#### Input

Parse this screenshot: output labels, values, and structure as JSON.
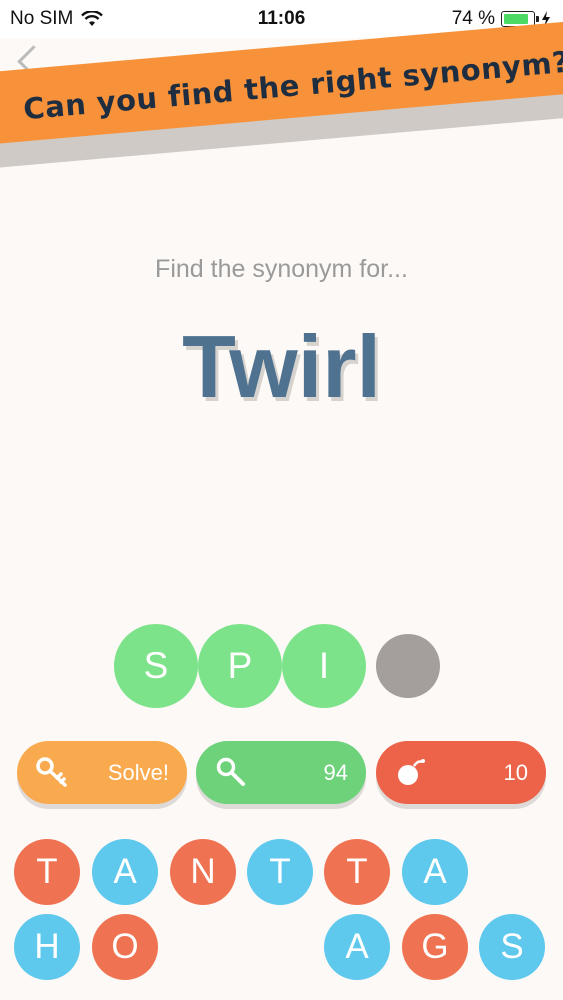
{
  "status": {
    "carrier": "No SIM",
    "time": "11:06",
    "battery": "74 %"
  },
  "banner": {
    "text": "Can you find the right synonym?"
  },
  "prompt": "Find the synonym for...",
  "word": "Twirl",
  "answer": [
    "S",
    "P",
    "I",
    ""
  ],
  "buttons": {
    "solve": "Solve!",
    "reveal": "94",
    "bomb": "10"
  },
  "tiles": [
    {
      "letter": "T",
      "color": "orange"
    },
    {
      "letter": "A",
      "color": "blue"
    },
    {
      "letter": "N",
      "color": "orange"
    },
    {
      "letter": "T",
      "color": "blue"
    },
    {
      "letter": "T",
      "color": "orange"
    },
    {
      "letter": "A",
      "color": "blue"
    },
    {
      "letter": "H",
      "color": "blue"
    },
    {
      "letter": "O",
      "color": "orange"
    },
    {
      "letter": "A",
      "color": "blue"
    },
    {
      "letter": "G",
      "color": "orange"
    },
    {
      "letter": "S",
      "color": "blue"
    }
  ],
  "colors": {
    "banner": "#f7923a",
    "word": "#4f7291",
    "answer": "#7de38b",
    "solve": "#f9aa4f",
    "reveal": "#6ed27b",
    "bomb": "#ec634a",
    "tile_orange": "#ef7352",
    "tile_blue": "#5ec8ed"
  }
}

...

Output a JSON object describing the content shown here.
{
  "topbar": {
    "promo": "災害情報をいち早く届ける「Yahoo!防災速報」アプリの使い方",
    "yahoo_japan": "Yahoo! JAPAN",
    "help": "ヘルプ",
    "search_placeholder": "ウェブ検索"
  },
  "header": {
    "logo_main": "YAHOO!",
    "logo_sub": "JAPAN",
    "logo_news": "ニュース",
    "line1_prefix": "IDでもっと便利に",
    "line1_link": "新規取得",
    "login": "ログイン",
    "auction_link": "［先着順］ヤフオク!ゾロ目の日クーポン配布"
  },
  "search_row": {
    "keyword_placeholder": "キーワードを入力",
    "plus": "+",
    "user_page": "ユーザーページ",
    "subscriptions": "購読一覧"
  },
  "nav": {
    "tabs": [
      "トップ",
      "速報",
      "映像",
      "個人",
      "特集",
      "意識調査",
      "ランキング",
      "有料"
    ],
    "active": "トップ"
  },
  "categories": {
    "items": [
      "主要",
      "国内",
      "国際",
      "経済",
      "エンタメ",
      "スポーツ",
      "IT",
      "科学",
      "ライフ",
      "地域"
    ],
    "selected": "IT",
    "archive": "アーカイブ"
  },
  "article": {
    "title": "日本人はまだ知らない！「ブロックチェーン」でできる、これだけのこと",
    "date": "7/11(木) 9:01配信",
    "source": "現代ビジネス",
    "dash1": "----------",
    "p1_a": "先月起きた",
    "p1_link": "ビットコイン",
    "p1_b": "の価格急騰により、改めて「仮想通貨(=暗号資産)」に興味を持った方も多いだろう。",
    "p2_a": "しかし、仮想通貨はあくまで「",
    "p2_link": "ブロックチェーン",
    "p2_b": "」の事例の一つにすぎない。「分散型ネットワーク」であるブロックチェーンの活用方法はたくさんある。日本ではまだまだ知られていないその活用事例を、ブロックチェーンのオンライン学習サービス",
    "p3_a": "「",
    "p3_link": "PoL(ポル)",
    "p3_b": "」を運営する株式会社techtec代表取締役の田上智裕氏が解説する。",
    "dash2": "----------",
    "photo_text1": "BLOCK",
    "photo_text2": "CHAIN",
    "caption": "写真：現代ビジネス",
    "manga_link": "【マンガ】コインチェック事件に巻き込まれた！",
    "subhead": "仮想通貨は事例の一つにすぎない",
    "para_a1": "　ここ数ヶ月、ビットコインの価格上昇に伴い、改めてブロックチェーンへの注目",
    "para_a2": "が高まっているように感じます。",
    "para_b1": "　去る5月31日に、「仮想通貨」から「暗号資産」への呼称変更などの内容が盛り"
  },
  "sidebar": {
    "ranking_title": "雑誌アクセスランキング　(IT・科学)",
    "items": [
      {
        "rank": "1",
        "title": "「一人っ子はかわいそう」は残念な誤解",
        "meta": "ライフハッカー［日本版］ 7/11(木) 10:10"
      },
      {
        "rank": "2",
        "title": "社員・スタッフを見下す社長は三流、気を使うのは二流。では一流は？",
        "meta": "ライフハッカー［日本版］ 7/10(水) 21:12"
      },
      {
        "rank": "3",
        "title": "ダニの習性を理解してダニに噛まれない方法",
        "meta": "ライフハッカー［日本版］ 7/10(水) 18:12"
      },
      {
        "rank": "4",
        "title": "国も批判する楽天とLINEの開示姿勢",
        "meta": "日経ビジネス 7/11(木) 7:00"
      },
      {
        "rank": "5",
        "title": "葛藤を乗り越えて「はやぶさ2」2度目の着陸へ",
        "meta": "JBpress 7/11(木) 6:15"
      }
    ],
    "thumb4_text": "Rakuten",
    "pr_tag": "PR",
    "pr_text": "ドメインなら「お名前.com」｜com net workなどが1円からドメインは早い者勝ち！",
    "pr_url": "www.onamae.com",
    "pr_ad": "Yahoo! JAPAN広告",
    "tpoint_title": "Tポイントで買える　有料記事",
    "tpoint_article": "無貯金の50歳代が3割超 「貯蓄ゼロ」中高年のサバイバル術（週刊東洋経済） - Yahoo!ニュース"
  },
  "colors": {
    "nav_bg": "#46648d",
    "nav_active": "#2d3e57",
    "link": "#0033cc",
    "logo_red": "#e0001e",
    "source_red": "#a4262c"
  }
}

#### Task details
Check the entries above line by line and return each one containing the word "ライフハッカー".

#### Solution
        "meta": "ライフハッカー［日本版］ 7/11(木) 10:10"
        "meta": "ライフハッカー［日本版］ 7/10(水) 21:12"
        "meta": "ライフハッカー［日本版］ 7/10(水) 18:12"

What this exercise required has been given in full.